Nature and Ergonomics

As I wrote in an earlier post (Cognitive Ergonomics; June 2010), cognitive ergonomics is a branch of ergonomics that deals with how the brain interacts with a task and how this can be optimized.  In a working sense, the purpose of cognitive ergonomics is to allow your brain understand things more clearly and quickly.  One way to help your brain understand things is to redesign equipment and/or tasks.  An example of this would be to redesign a user manual so information can be found easily and rewriting the manual so that explanations are clearer.  But what about other outside factors that affect mental cognition?  Are there other more organic things that can help your brain be more efficient and creative?  This came to mind recently while reading this article: “The Cognitive Benefits of Interacting With Nature”; Marc G. Berman, John Jonides, and Stephen Kaplan; Department of Psychology, Department of Industrial and Operations Engineering, and Department of Electrical Engineering and Computer Science, University of Michigan  The authors were interested in exploring links in cognition to natural environments vs. urban environments as related to the Attention Restoration Theory (ART).  The ART is a belief that being in nature will improve concentration by allowing involuntary attention to take over while giving voluntary attention a time to replenish (involuntary attention is when you concentrate on things in your environment that are stimulating, while voluntary attention is when you tell your mind to concentrate on something).  The authors predicted that once you give your voluntary attention a break, you will be better able to concentrate when you get back to the task at hand.  This prophecy was validated as they found that the subjects who walked in nature were able to perform a directed-attention task better that the subjects who walked in a downtown urban environment.  In a second task, even just looking at pictures of nature improved performance in the task.

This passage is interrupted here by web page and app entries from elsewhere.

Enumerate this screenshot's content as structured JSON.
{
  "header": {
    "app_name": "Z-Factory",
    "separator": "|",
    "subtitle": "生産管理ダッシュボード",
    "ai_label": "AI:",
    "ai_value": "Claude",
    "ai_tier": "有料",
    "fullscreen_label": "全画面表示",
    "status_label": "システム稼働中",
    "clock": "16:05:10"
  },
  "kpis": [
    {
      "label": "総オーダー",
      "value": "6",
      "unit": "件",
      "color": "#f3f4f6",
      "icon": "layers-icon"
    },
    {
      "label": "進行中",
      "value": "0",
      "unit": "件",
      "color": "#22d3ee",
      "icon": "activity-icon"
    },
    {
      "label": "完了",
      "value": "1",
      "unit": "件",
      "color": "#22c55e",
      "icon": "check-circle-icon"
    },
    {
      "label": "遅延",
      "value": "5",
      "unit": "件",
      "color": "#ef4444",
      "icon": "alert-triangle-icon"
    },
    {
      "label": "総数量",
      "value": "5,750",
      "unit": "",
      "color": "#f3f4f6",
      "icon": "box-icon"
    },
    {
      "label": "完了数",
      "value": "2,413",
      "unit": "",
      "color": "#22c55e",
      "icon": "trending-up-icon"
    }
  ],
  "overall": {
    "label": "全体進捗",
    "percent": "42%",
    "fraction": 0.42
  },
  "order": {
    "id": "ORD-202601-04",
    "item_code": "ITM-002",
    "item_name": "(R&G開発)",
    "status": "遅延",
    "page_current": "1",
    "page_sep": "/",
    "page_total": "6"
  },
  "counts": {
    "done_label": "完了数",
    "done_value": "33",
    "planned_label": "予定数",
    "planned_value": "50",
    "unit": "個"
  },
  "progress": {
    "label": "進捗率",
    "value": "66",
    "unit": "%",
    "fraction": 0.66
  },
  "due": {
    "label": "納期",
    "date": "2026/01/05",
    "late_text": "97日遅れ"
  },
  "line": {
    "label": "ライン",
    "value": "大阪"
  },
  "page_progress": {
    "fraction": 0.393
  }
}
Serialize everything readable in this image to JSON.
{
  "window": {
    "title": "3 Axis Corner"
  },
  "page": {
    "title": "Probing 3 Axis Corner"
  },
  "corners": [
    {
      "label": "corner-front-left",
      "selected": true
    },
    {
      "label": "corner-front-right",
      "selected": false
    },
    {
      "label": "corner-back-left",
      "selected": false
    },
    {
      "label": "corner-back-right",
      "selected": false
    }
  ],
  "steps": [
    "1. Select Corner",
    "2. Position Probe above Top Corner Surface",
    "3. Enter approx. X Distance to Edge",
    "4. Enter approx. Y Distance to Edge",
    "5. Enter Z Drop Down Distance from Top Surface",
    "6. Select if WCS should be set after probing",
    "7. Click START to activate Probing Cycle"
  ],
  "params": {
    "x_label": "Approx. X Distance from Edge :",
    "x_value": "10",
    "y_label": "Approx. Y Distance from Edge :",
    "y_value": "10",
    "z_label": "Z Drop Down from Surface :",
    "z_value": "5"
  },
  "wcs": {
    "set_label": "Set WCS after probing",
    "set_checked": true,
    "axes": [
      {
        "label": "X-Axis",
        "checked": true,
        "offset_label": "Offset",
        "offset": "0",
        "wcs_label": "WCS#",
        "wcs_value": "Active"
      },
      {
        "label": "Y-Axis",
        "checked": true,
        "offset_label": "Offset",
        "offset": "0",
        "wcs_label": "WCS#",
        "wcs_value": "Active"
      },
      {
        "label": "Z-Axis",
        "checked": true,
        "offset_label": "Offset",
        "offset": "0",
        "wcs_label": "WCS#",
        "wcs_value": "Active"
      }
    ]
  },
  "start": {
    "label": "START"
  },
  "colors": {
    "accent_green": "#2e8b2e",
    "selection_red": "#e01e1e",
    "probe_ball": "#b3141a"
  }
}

The best thing about the results of this study is that it is so easy to implement nature into our daily lives to improve our concentration and creativity.  If you work near a park or nature reserve, walks during the work day will help your attention and focus improve.  If you don’t work near nature, looking at pictures of nature allows you the same break in order to recharge your concentration.  So sit back, enjoy the view, and work better.